Posted July 14, 2010 by Marcia Degia - Publisher in Films
 
 

Down Terrace DVD/BR


Not-so-happy families ensue in this brilliantly dark comedy about low-level gangsters in Brighton.

The
British gangster film has rapidly become something of a joke. Rife with
diamond geezers, predictable plots and horrible acting it is a genre we
could happily forgo. Down Terrace is thankfully a breath of
fresh air in these stakes. In fact, so much so that to call it a
‘gangster’ film is to do it a huge disservice. For despite dealing with
low level drug dealers, Down Terrace is actually a bleak comedy that is much more interested in family dynamics in a way that smartly skews the mafia mythology.

Karl (Robin Hill) has just been acquitted in court and returns home with his father Bill (Robert Hill).
As they try to figure out who spoke to the police about the family’s
illegal ways they clash with each other as only friends and families
can. While Karl is shocked to discover a former girlfriend Valda (Peacock) is pregnant his mother Maggie (Deakin) worries the powers that be in London are not best pleased with the results her and the family are achieving.

There are no moments of Guy Ritchie (Snatch) flair or Danny Dyer (The Business)
squawking on offer in Down Terrace. It is an intimate affair that takes
place almost entirely in the family’s house. In many ways it pans out
as an almost soap opera like ideal but with the emphasis firmly on the
reality comedy of the situation. When problems arise this family do as
any other and resort to shouting at each other. Where it works so well
is in the ‘funny because it is true’ manner of communication.

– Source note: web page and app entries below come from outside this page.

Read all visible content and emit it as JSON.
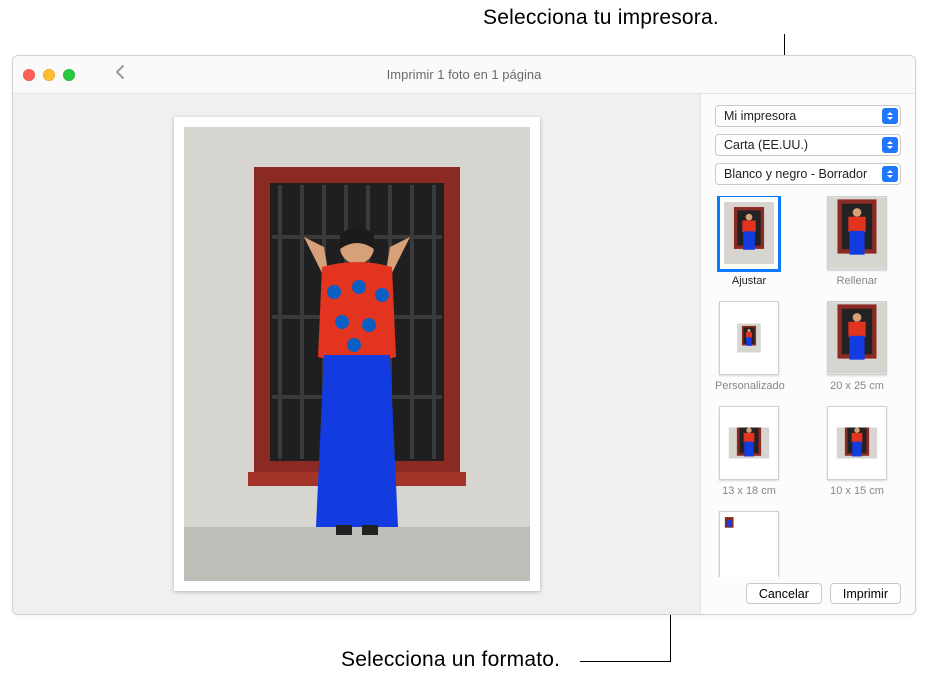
{
  "callouts": {
    "printer": "Selecciona tu impresora.",
    "format": "Selecciona un formato."
  },
  "window_title": "Imprimir 1 foto en 1 página",
  "selects": {
    "printer": "Mi impresora",
    "paper": "Carta (EE.UU.)",
    "quality": "Blanco y negro - Borrador"
  },
  "formats": [
    {
      "id": "ajustar",
      "label": "Ajustar",
      "selected": true,
      "mode": "fit"
    },
    {
      "id": "rellenar",
      "label": "Rellenar",
      "selected": false,
      "mode": "fill"
    },
    {
      "id": "personalizado",
      "label": "Personalizado",
      "selected": false,
      "mode": "custom"
    },
    {
      "id": "20x25",
      "label": "20 x 25 cm",
      "selected": false,
      "mode": "fill"
    },
    {
      "id": "13x18",
      "label": "13 x 18 cm",
      "selected": false,
      "mode": "center"
    },
    {
      "id": "10x15",
      "label": "10 x 15 cm",
      "selected": false,
      "mode": "center"
    },
    {
      "id": "contact",
      "label": "",
      "selected": false,
      "mode": "contact"
    }
  ],
  "buttons": {
    "cancel": "Cancelar",
    "print": "Imprimir"
  }
}
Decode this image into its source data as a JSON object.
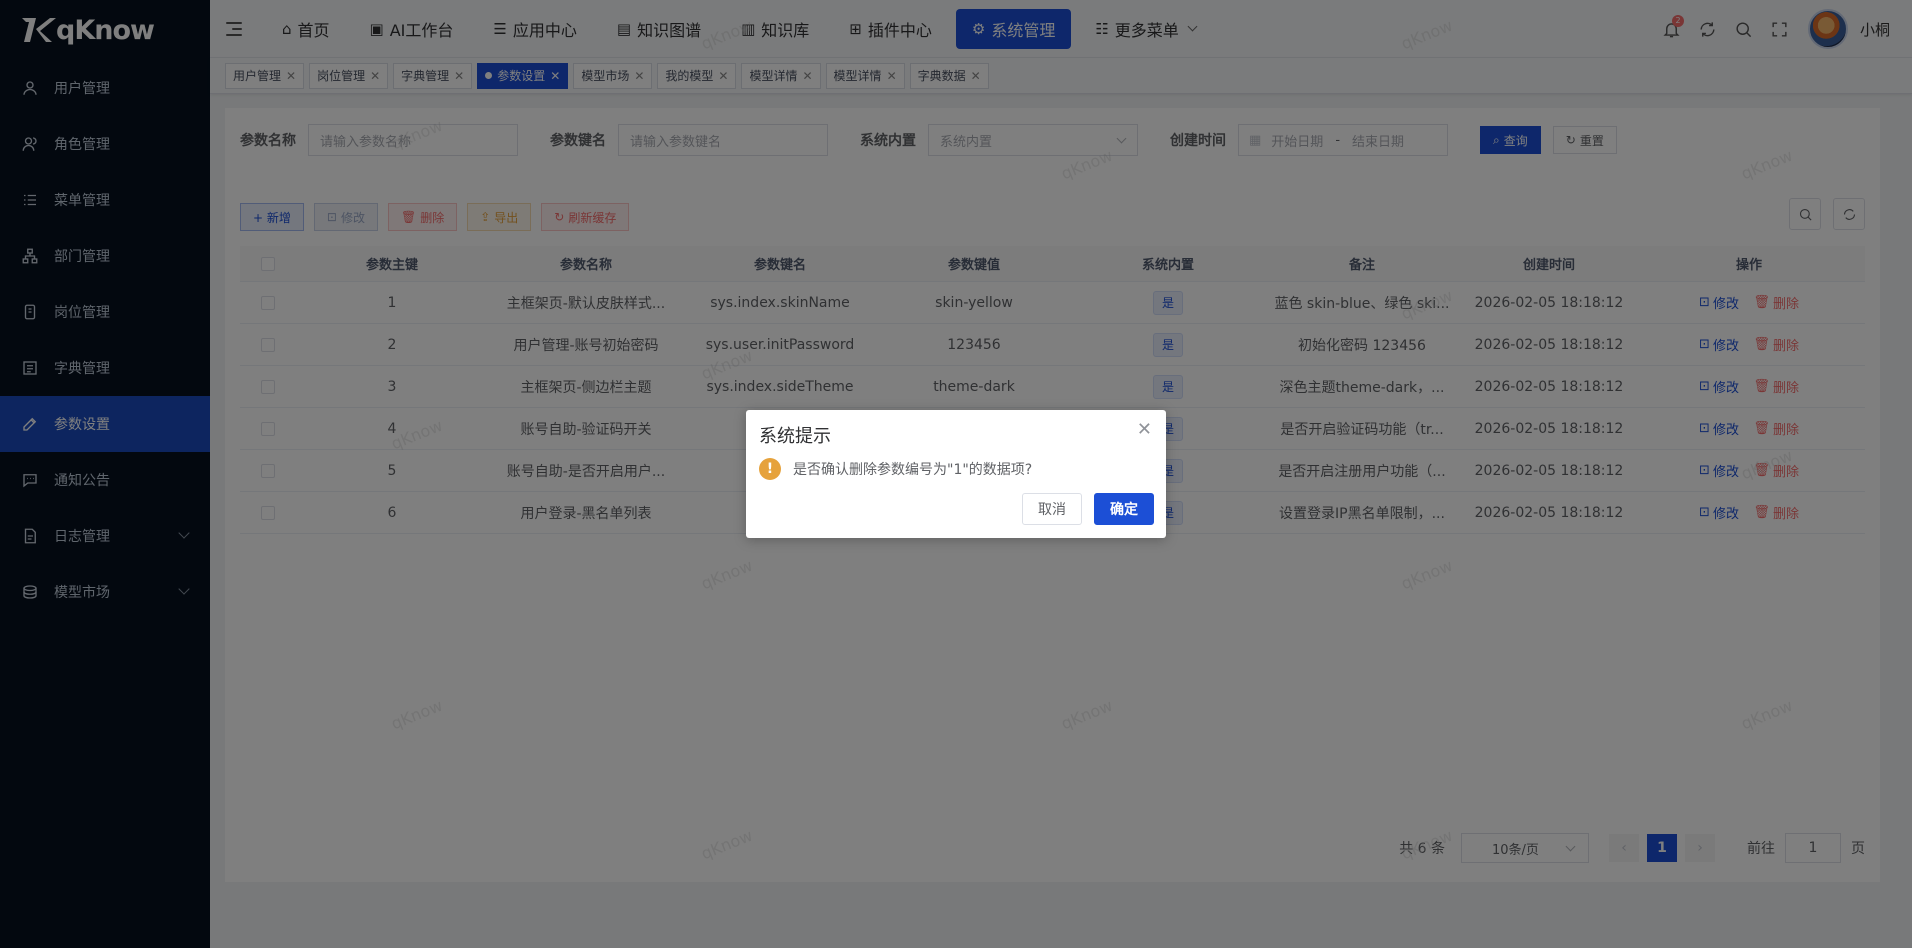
{
  "brand": {
    "name": "qKnow"
  },
  "sidebar": {
    "items": [
      {
        "label": "用户管理",
        "icon": "user-icon"
      },
      {
        "label": "角色管理",
        "icon": "users-icon"
      },
      {
        "label": "菜单管理",
        "icon": "list-icon"
      },
      {
        "label": "部门管理",
        "icon": "org-tree-icon"
      },
      {
        "label": "岗位管理",
        "icon": "post-icon"
      },
      {
        "label": "字典管理",
        "icon": "dictionary-icon"
      },
      {
        "label": "参数设置",
        "icon": "edit-icon",
        "active": true
      },
      {
        "label": "通知公告",
        "icon": "message-icon"
      },
      {
        "label": "日志管理",
        "icon": "log-icon",
        "expandable": true
      },
      {
        "label": "模型市场",
        "icon": "model-icon",
        "expandable": true
      }
    ]
  },
  "navbar": {
    "items": [
      {
        "label": "首页",
        "icon": "⌂"
      },
      {
        "label": "AI工作台",
        "icon": "▣"
      },
      {
        "label": "应用中心",
        "icon": "☰"
      },
      {
        "label": "知识图谱",
        "icon": "▤"
      },
      {
        "label": "知识库",
        "icon": "▥"
      },
      {
        "label": "插件中心",
        "icon": "⊞"
      },
      {
        "label": "系统管理",
        "icon": "⚙",
        "active": true
      },
      {
        "label": "更多菜单",
        "icon": "☷"
      }
    ],
    "notification_count": "2",
    "username": "小桐"
  },
  "tags": [
    {
      "label": "用户管理"
    },
    {
      "label": "岗位管理"
    },
    {
      "label": "字典管理"
    },
    {
      "label": "参数设置",
      "active": true
    },
    {
      "label": "模型市场"
    },
    {
      "label": "我的模型"
    },
    {
      "label": "模型详情"
    },
    {
      "label": "模型详情"
    },
    {
      "label": "字典数据"
    }
  ],
  "search": {
    "param_name_label": "参数名称",
    "param_name_placeholder": "请输入参数名称",
    "param_key_label": "参数键名",
    "param_key_placeholder": "请输入参数键名",
    "builtin_label": "系统内置",
    "builtin_placeholder": "系统内置",
    "created_label": "创建时间",
    "start_placeholder": "开始日期",
    "range_sep": "-",
    "end_placeholder": "结束日期",
    "query_label": "查询",
    "reset_label": "重置"
  },
  "toolbar": {
    "add_label": "+ 新增",
    "edit_label": "修改",
    "delete_label": "删除",
    "export_label": "导出",
    "refresh_cache_label": "刷新缓存"
  },
  "table": {
    "columns": [
      "参数主键",
      "参数名称",
      "参数键名",
      "参数键值",
      "系统内置",
      "备注",
      "创建时间",
      "操作"
    ],
    "rows": [
      {
        "id": "1",
        "name": "主框架页-默认皮肤样式...",
        "key": "sys.index.skinName",
        "value": "skin-yellow",
        "builtin": "是",
        "remark": "蓝色 skin-blue、绿色 ski...",
        "created": "2026-02-05 18:18:12"
      },
      {
        "id": "2",
        "name": "用户管理-账号初始密码",
        "key": "sys.user.initPassword",
        "value": "123456",
        "builtin": "是",
        "remark": "初始化密码 123456",
        "created": "2026-02-05 18:18:12"
      },
      {
        "id": "3",
        "name": "主框架页-侧边栏主题",
        "key": "sys.index.sideTheme",
        "value": "theme-dark",
        "builtin": "是",
        "remark": "深色主题theme-dark，...",
        "created": "2026-02-05 18:18:12"
      },
      {
        "id": "4",
        "name": "账号自助-验证码开关",
        "key": "sys.acc",
        "value": "",
        "builtin": "是",
        "remark": "是否开启验证码功能（tr...",
        "created": "2026-02-05 18:18:12"
      },
      {
        "id": "5",
        "name": "账号自助-是否开启用户...",
        "key": "sys.ac",
        "value": "",
        "builtin": "是",
        "remark": "是否开启注册用户功能（...",
        "created": "2026-02-05 18:18:12"
      },
      {
        "id": "6",
        "name": "用户登录-黑名单列表",
        "key": "sys.l",
        "value": "",
        "builtin": "是",
        "remark": "设置登录IP黑名单限制，...",
        "created": "2026-02-05 18:18:12"
      }
    ],
    "edit_action": "修改",
    "delete_action": "删除"
  },
  "pagination": {
    "total": "共 6 条",
    "page_size": "10条/页",
    "prev": "‹",
    "current": "1",
    "next": "›",
    "goto_label": "前往",
    "goto_value": "1",
    "page_suffix": "页"
  },
  "dialog": {
    "title": "系统提示",
    "message": "是否确认删除参数编号为\"1\"的数据项?",
    "cancel_label": "取消",
    "confirm_label": "确定",
    "warning_glyph": "!"
  },
  "watermark": "qKnow",
  "colors": {
    "primary": "#1c4fd6",
    "sidebar_bg": "#06111f",
    "danger": "#f56c6c",
    "warning": "#e6a23c"
  }
}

Writer-director Wheatley, in his feature film debut, creates a
fly on the wall intimacy to the story. The house is small and we are
very much invited in to witness the bizarre goings on. While his
direction is perfectly aimed at the subject matter, without ever drawing
attention to it, his forte is in the writing. Down Terrace is always
played with a serious tone but one that is constantly giving a wink to
the audience.

It is, in many ways, The Godfather (1972) gone amateur. A
sequence towards the end as Karl and Bill decide to eliminate potential
snitches, makes for a wonderful pastiche of Ford Coppola’s closing montage to his Mafia extravaganza. Suffice to say that Karl and Bill are not as efficient as Michael Corleone (Al Pacino)
but are certainly as ruthless. That their methods of killing involve
pushing old ladies in front of buses and poisoning tea gives an
indication as to the obvious level of humour aimed at the whole affair.

Crucial
to Down Terrace’s pull is the chemistry between the characters. Robin
Hill, who has worked extensively with director Wheatley and also
co-wrote, as Karl is a hysterical man-child. One minute believing he is
the tough guy the next needing his mother to help him undo his tie. He
is at his most entertaining as he flits from whining idiot to
tantrum-fuelled ball of rage all the time walked over by his dominating
dad. That his onscreen father is played by his actual dad allows
for all the more convincing interactions between the two. Robert Hill as
the head of the family balances a perfect act of sinister crime lord
and horribly un-politically-correct father. His disapproving rolling of
the eyes conveys more than endless ranting could do and lends itself
much more to the family drama rather than gangster affair. The true
brains behind the family though seems to be wife and mother Maggie who,
by the end, has highlighted some terrifying evil that had previously
gone unnoticed. Julia Deakin, best known for her role in TV’s Spaced,
brings a wonderful calm to the family while hiding her true grit until
the final third.

Down Terrace is a hugely intelligent film that subverts the gangster
genre to such a degree as to make it both real and hysterical all in one
foul swoop. Similar in a way to this year’s Four Lions in the
manner in which is tackles its subject matter, but with the focus very
much on the macabre banality of crime life. Although the comedic edge
fades towards the end it is nonetheless a rewarding and enjoyable film that demands attention if only to show what the UK can produce. It would be criminal to miss out.


Marcia Degia - Publisher

 
Marcia Degia has worked in the media industry for more than 10 years. She was previously Acting Managing Editor of Homes and Gardens magazine, Publishing Editor at Macmillan Publishers and Editor of Pride Magazine. Marcia, who has a Masters degree in Screenwriting, has also been involved in many broadcast projects. Among other things, she was the devisor of the documentary series Secret Suburbia for Living TV.